### EXERCISE PROMPT
Find the string "icon" in the data, then copy every line where it is found.

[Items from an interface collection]

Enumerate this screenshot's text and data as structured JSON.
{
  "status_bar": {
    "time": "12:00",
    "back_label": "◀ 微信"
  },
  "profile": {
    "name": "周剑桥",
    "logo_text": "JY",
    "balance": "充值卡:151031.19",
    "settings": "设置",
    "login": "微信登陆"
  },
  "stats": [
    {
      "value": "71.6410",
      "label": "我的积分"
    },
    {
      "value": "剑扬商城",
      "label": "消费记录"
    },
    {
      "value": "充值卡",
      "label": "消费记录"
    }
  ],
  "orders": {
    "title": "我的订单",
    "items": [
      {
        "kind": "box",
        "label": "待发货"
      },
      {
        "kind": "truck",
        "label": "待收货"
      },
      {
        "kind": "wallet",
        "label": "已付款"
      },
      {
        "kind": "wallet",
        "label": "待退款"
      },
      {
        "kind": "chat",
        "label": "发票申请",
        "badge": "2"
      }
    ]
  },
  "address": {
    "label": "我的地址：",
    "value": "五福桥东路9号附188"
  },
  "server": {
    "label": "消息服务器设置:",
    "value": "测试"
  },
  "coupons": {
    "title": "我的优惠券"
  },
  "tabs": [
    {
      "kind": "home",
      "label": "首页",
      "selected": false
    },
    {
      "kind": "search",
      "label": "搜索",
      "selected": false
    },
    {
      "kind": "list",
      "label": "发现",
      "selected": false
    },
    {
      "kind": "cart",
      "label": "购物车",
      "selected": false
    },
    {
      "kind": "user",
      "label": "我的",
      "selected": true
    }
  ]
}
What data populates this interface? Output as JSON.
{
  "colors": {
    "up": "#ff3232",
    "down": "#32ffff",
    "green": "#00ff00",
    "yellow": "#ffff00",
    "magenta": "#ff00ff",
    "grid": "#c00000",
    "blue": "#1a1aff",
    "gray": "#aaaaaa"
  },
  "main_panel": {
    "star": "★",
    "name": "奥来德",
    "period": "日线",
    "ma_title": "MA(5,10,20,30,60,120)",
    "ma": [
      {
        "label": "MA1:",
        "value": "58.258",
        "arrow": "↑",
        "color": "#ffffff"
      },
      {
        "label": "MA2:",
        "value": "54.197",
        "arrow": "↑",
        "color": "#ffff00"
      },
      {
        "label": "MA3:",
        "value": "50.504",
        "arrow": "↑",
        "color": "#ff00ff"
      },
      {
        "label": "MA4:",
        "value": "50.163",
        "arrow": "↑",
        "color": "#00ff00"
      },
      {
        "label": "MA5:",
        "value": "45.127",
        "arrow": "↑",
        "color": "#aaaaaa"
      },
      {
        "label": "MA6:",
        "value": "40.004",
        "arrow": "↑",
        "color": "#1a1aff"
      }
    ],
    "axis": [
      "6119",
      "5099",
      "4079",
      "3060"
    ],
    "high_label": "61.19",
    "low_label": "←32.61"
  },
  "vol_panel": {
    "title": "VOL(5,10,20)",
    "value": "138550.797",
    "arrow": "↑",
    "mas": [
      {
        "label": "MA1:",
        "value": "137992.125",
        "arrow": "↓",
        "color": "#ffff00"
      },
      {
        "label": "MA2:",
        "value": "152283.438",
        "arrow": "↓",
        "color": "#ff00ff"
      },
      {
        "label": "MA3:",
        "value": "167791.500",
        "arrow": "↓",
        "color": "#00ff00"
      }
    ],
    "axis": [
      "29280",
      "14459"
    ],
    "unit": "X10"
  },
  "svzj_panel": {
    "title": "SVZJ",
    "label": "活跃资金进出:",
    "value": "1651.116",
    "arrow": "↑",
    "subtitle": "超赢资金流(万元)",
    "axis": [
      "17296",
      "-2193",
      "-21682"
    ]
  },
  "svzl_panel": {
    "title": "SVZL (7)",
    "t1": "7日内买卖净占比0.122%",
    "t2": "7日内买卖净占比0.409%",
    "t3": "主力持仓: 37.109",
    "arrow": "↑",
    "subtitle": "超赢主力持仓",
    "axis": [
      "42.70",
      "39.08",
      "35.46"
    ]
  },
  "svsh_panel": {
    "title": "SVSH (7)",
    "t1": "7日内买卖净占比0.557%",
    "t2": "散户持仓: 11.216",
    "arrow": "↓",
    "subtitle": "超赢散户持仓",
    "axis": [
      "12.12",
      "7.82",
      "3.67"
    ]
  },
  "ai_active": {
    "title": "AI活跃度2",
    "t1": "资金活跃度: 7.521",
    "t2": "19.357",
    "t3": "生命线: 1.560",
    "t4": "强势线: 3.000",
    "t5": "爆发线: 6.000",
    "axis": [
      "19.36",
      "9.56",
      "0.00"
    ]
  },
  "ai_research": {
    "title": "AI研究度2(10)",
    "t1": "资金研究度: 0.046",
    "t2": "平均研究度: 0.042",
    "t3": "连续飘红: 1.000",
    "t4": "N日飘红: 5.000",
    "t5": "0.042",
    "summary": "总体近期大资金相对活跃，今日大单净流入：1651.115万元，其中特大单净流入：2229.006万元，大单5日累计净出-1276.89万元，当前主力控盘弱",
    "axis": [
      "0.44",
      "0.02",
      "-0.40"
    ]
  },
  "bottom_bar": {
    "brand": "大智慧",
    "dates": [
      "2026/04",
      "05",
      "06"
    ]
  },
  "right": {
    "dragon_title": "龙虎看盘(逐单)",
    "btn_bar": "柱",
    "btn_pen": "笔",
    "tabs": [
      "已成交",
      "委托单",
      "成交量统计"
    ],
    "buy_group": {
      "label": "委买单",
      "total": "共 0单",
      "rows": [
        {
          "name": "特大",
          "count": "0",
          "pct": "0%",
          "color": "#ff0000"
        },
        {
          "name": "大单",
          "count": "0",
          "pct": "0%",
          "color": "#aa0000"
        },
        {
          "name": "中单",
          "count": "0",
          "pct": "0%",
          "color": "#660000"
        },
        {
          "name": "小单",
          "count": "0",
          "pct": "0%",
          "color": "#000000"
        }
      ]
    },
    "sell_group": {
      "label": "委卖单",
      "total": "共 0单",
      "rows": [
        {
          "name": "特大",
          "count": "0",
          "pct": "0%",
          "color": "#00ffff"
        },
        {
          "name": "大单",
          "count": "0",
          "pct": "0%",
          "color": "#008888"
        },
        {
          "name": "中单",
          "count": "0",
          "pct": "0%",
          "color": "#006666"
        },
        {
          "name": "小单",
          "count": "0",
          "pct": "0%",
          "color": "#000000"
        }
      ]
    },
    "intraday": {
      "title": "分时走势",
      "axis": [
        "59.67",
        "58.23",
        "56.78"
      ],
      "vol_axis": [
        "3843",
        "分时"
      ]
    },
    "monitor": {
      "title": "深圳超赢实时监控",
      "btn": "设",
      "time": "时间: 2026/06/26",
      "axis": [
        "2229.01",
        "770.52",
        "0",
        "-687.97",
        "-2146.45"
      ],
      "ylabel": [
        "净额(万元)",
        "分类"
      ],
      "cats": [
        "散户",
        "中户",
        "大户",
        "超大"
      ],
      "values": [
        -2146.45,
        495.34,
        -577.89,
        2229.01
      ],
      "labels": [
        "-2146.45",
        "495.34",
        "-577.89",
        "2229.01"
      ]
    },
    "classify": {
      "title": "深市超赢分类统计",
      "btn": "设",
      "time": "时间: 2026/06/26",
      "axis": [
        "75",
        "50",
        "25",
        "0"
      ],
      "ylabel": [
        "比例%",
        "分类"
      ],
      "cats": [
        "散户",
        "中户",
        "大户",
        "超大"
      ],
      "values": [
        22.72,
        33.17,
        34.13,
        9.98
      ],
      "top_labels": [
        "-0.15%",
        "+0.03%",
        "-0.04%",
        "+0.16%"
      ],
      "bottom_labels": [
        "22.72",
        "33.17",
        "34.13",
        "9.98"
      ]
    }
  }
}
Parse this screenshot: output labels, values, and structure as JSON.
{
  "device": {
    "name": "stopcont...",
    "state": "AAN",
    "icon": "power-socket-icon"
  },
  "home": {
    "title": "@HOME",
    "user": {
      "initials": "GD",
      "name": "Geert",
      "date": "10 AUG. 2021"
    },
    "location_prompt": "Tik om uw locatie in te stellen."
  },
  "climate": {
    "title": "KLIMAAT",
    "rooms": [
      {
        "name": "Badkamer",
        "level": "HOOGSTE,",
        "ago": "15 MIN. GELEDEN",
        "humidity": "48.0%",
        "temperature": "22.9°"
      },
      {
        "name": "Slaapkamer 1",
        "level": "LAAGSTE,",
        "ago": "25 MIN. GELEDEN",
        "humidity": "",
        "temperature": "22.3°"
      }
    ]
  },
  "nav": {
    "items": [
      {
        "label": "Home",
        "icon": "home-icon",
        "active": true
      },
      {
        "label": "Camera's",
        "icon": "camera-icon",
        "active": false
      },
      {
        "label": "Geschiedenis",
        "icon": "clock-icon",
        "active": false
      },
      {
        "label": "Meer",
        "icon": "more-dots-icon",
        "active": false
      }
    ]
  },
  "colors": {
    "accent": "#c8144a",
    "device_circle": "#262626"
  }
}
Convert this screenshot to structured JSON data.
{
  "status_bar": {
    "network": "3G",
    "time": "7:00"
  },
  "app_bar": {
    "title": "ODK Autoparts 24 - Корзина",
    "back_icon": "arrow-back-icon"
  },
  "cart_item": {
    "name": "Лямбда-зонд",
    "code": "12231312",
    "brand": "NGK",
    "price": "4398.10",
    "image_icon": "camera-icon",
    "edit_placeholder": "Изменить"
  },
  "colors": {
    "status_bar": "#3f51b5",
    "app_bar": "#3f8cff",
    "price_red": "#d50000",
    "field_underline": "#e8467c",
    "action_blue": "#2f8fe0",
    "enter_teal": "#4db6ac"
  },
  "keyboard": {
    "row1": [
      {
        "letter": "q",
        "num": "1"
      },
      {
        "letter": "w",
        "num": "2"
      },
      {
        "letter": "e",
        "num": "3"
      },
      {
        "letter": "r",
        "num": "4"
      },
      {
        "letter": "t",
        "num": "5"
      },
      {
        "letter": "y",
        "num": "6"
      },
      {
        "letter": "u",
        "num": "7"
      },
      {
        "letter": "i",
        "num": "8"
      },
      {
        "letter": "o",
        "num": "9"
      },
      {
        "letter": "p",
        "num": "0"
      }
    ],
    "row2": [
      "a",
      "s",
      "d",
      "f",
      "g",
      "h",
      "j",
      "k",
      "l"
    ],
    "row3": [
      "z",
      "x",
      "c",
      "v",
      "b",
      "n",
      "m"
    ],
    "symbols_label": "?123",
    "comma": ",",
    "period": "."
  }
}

### ANSWER SPACE
    "icon": "power-socket-icon"
        "icon": "home-icon",
        "icon": "camera-icon",
        "icon": "clock-icon",
        "icon": "more-dots-icon",
    "back_icon": "arrow-back-icon"
    "image_icon": "camera-icon",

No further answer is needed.